## Task
Bring together every line in the data that includes "title".

## Exercise inputs

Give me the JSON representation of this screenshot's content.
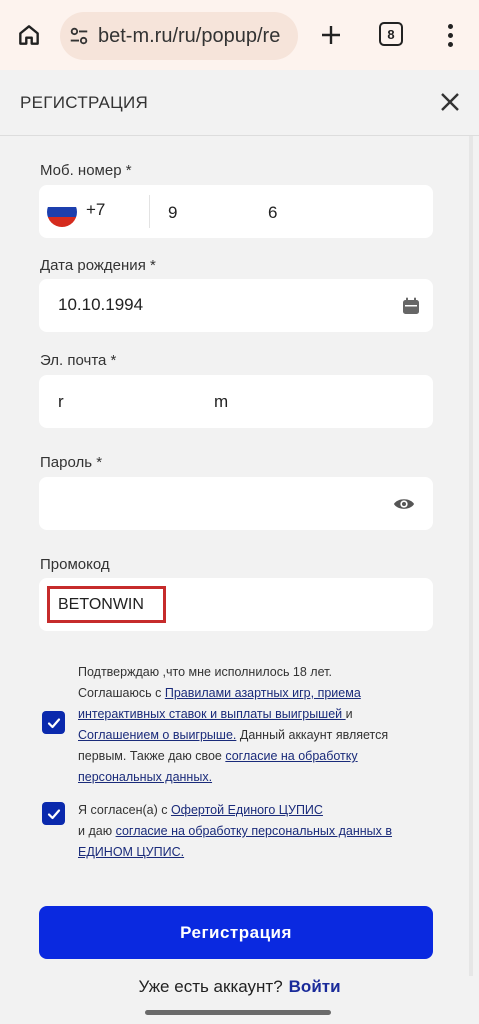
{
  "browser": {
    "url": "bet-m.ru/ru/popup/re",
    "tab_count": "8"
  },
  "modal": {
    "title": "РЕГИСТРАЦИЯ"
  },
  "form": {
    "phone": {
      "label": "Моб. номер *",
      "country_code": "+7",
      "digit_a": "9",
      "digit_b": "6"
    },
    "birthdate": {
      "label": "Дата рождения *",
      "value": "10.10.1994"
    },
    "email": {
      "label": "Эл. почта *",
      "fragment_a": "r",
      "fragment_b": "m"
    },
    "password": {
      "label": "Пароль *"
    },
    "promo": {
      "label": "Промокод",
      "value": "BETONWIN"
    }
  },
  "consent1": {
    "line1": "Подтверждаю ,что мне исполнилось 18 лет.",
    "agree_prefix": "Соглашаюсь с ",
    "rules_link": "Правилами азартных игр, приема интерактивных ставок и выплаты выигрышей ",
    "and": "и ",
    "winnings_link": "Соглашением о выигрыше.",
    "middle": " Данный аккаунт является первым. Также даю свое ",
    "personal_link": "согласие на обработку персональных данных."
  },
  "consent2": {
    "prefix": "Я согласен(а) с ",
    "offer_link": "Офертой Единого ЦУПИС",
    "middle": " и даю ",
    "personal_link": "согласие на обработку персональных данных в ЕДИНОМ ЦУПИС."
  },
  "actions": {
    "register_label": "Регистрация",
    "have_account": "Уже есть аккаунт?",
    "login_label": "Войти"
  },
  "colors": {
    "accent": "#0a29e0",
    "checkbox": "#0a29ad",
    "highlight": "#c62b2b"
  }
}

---

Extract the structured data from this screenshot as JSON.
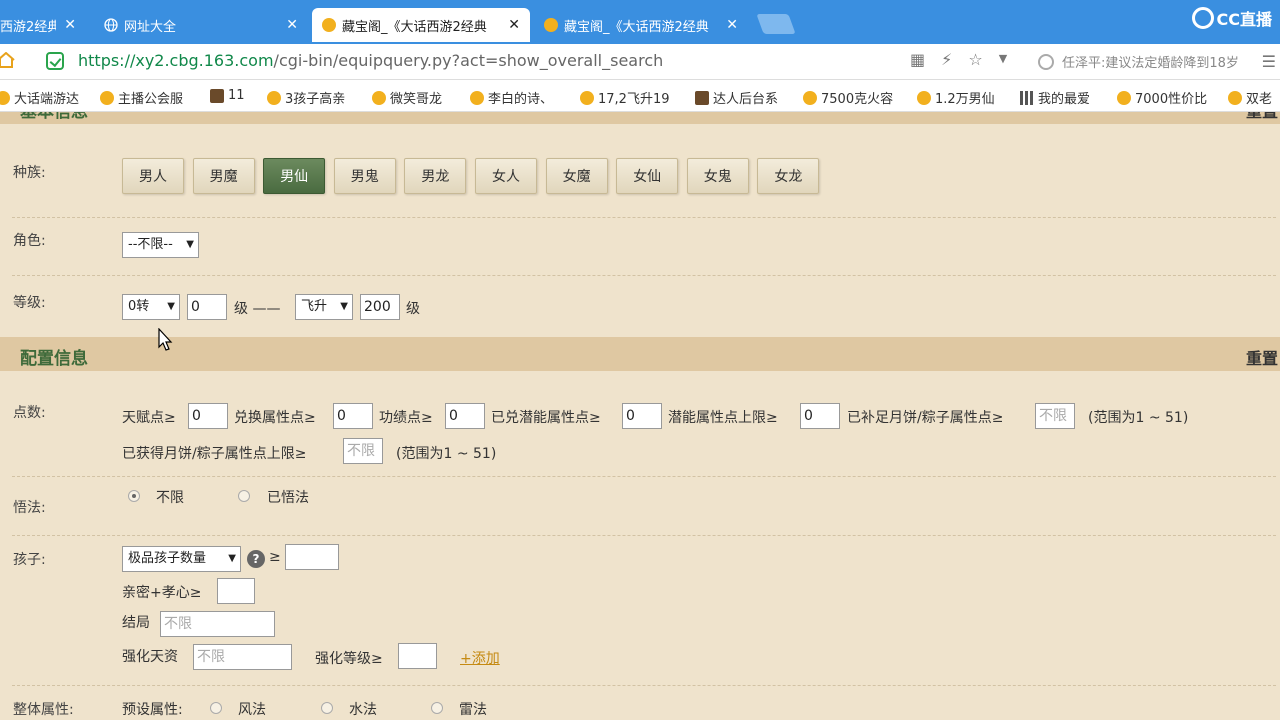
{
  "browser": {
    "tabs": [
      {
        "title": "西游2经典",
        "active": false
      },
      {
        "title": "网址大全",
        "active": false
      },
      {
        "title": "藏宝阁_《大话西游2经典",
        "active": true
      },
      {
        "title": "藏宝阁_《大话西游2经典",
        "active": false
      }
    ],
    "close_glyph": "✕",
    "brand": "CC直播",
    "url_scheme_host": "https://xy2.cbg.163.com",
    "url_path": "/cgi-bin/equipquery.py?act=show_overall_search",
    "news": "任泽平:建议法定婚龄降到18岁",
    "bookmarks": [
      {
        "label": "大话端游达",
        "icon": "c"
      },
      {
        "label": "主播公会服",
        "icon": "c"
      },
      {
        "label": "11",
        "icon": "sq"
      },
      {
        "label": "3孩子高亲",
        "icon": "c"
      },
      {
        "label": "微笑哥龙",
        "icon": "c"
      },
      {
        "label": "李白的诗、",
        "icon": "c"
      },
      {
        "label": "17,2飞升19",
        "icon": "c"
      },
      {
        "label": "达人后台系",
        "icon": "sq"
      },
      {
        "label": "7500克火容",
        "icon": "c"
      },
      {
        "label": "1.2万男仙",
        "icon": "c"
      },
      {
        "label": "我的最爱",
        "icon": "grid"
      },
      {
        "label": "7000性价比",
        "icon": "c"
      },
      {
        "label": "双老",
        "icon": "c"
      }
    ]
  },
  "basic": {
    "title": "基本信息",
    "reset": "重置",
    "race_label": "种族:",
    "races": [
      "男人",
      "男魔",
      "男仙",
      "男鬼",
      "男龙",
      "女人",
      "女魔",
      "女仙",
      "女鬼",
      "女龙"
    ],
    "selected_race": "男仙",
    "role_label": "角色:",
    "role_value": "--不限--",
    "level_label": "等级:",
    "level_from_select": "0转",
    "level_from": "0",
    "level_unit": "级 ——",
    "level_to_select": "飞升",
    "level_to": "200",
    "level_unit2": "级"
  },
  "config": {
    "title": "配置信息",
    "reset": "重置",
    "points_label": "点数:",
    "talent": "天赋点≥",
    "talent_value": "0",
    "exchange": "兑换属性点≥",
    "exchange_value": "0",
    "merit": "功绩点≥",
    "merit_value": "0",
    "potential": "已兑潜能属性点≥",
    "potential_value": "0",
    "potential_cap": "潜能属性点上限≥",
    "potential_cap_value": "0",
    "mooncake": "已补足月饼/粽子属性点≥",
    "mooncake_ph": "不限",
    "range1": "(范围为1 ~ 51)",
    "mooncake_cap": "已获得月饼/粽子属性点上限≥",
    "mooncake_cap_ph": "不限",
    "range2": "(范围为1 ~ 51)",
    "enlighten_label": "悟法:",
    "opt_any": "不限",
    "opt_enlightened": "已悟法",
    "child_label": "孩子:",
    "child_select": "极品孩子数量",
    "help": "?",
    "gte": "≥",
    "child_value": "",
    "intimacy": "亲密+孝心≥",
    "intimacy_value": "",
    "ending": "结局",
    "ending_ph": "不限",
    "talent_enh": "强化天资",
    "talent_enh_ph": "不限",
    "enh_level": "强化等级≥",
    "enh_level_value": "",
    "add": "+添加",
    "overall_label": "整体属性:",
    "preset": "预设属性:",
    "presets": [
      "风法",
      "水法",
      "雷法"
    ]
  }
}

## Problem solution
    "title": "РЕГИСТРАЦИЯ"
        "title": "西游2经典",
        "title": "网址大全",
        "title": "藏宝阁_《大话西游2经典",
        "title": "藏宝阁_《大话西游2经典",
    "title": "基本信息",
    "title": "配置信息",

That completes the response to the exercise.